[quote author=kizkiznobite link=topic=12345.msg238810#msg238810 date=1220292469]
‘Garlic (Allium sativum) has been used for thousands of years for medicinal purposes. Sanskrit records show its medicinal use about 5,000 years ago, and it has been used for at least 3,000 years in Chinese medicine. The Egyptians, Babylonians, Greeks, and Romans were known to have harnessed the healing properties of garlic as well. According to the Whole Dog Journal, small amounts of garlic not only act as a natural flea repellant, but garlic can be used for its wonderful antifungal and antibacterial properties. It also promotes the production of white blood cells thereby acting as an immune booster for dogs with low or compromised immunity and may benefit dogs with diabetes by helping reduce blood-sugar levels.
What makes garlic so great for dog health problems? Allicin appears to be the active component in the root bulb (cloves) of the garlic plant which trigger its healing properties. Allicin is formed when alliin, a sulfur-containing amino acid, comes into contact with the enzyme alliinase when raw garlic is chopped, crushed, or chewed. Heating garlic will lessen the medicinal capabilities, but naturally dehydrating it won’t. That is to say the garlic used in a nutritional supplement, or garlic found in one of our pet food mixes is simply raw garlic that has been crushed and dehydrated.
Despite its healing qualities, Garlic contains a compound named thiosulphate. In extremely high levels thiosulphate can be a dangerous toxin that cause hemolytic anemia in dogs. But we’re not talking about garlic dog treats, supplemental garlic, or healthy table scraps that may have included fresh garlic in the recipe. We’re talking about situations where your pet sniffs out several bulbs of garlic you were about to use for a giant batch of homemade spaghetti sauce for the whole neighborhood and winds up eating 50 cloves in one sitting. We repeat . . . it would take up to 50 cloves for garlic to be harmful to your dog! 50 cloves of garlic wouldn’t be a good idea for anyone, let alone your dog. In the event that your dog did get into a basket of garlic cloves, the symptoms of hemolytic anemia can develop within a few hours or a few days.

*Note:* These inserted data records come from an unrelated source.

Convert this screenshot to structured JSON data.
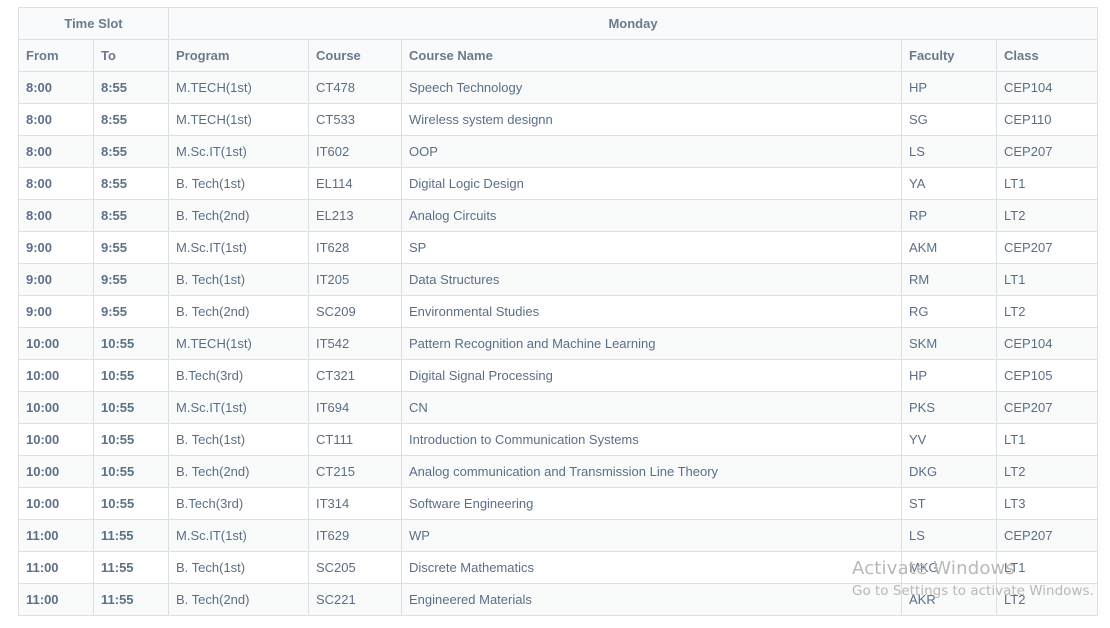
{
  "timetable": {
    "group_headers": {
      "time_slot": "Time Slot",
      "day": "Monday"
    },
    "columns": [
      "From",
      "To",
      "Program",
      "Course",
      "Course Name",
      "Faculty",
      "Class"
    ],
    "rows": [
      [
        "8:00",
        "8:55",
        "M.TECH(1st)",
        "CT478",
        "Speech Technology",
        "HP",
        "CEP104"
      ],
      [
        "8:00",
        "8:55",
        "M.TECH(1st)",
        "CT533",
        "Wireless system designn",
        "SG",
        "CEP110"
      ],
      [
        "8:00",
        "8:55",
        "M.Sc.IT(1st)",
        "IT602",
        "OOP",
        "LS",
        "CEP207"
      ],
      [
        "8:00",
        "8:55",
        "B. Tech(1st)",
        "EL114",
        "Digital Logic Design",
        "YA",
        "LT1"
      ],
      [
        "8:00",
        "8:55",
        "B. Tech(2nd)",
        "EL213",
        "Analog Circuits",
        "RP",
        "LT2"
      ],
      [
        "9:00",
        "9:55",
        "M.Sc.IT(1st)",
        "IT628",
        "SP",
        "AKM",
        "CEP207"
      ],
      [
        "9:00",
        "9:55",
        "B. Tech(1st)",
        "IT205",
        "Data Structures",
        "RM",
        "LT1"
      ],
      [
        "9:00",
        "9:55",
        "B. Tech(2nd)",
        "SC209",
        "Environmental Studies",
        "RG",
        "LT2"
      ],
      [
        "10:00",
        "10:55",
        "M.TECH(1st)",
        "IT542",
        "Pattern Recognition and Machine Learning",
        "SKM",
        "CEP104"
      ],
      [
        "10:00",
        "10:55",
        "B.Tech(3rd)",
        "CT321",
        "Digital Signal Processing",
        "HP",
        "CEP105"
      ],
      [
        "10:00",
        "10:55",
        "M.Sc.IT(1st)",
        "IT694",
        "CN",
        "PKS",
        "CEP207"
      ],
      [
        "10:00",
        "10:55",
        "B. Tech(1st)",
        "CT111",
        "Introduction to Communication Systems",
        "YV",
        "LT1"
      ],
      [
        "10:00",
        "10:55",
        "B. Tech(2nd)",
        "CT215",
        "Analog communication and Transmission Line Theory",
        "DKG",
        "LT2"
      ],
      [
        "10:00",
        "10:55",
        "B.Tech(3rd)",
        "IT314",
        "Software Engineering",
        "ST",
        "LT3"
      ],
      [
        "11:00",
        "11:55",
        "M.Sc.IT(1st)",
        "IT629",
        "WP",
        "LS",
        "CEP207"
      ],
      [
        "11:00",
        "11:55",
        "B. Tech(1st)",
        "SC205",
        "Discrete Mathematics",
        "MKG",
        "LT1"
      ],
      [
        "11:00",
        "11:55",
        "B. Tech(2nd)",
        "SC221",
        "Engineered Materials",
        "AKR",
        "LT2"
      ]
    ]
  },
  "watermark": {
    "line1": "Activate Windows",
    "line2": "Go to Settings to activate Windows."
  }
}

Signs include vomiting, diarrhea, weakness, depression, and loss of appetite. If you see these symptoms in your pet and you’re missing a lot of cloves of garlic, call your vet.
The bottom line there is that dogs and cats can get into many things around the house that are toxic if consumed in large quantities. But, when used in moderation, garlic can be a healthy supplement. According to Charlie Fox, the co-author of The Garlic Cure (McCleery & Sons, 2002), garlic can be used to stimulate and support immune function, trigger gastric juices for better digestion, encourage the growth of friendly bacteria, and prevent infections. He’s seen garlic reduce the risk of cardiovascular disease and cancer as well as improve blood sugar regulation and promote detoxification. ‘
all in proportion…all in sensible amount…all it takes is a little education :ok:
The vast majority of the stuff you have there is applicable to humans – not dogs. And, someone who quotes garlic as ‘reducing the risk of cancer’ is about as believable as George Bush saying he’s invading Iraq to crush Al Qaeda. It’s fatuous and an incredibly stupid claim to make.
But, you say that it takes 50 cloves of garlic to cause a problem. I think you may find that it’s quite a lot less. You also say allicin is beneficial. Hmm – “Allicin and ajoene, pharmacologically active agents in garlic,are potent cardiac and smooth muscle relaxants, vasodilators,and hypotensive agents.Thus, hypotensive and antithrombotic effects can exacerbate the physiologic effects of anemia and impaired oxygen transportation. Garlic preparations that have not been aged cause direct damage to the gastric and ileal mucosa, resulting in pain and diarrhea.” That comes from Toxicology Brief a paper on “Allium species poisoning in dogs and cats” (allium = onions, garlic, leek, chives) from the American Society for the Prevention of Cruelty to Animals. But by all means believe someone who reckons garlic can lessen the risk of cancer. :what:
And the bit at the top you quoted is in error. Garlic doesn’t ‘promote white blood cells’ it kills red blood cells. It may look like the proportion has changed but it’s not a healthy change.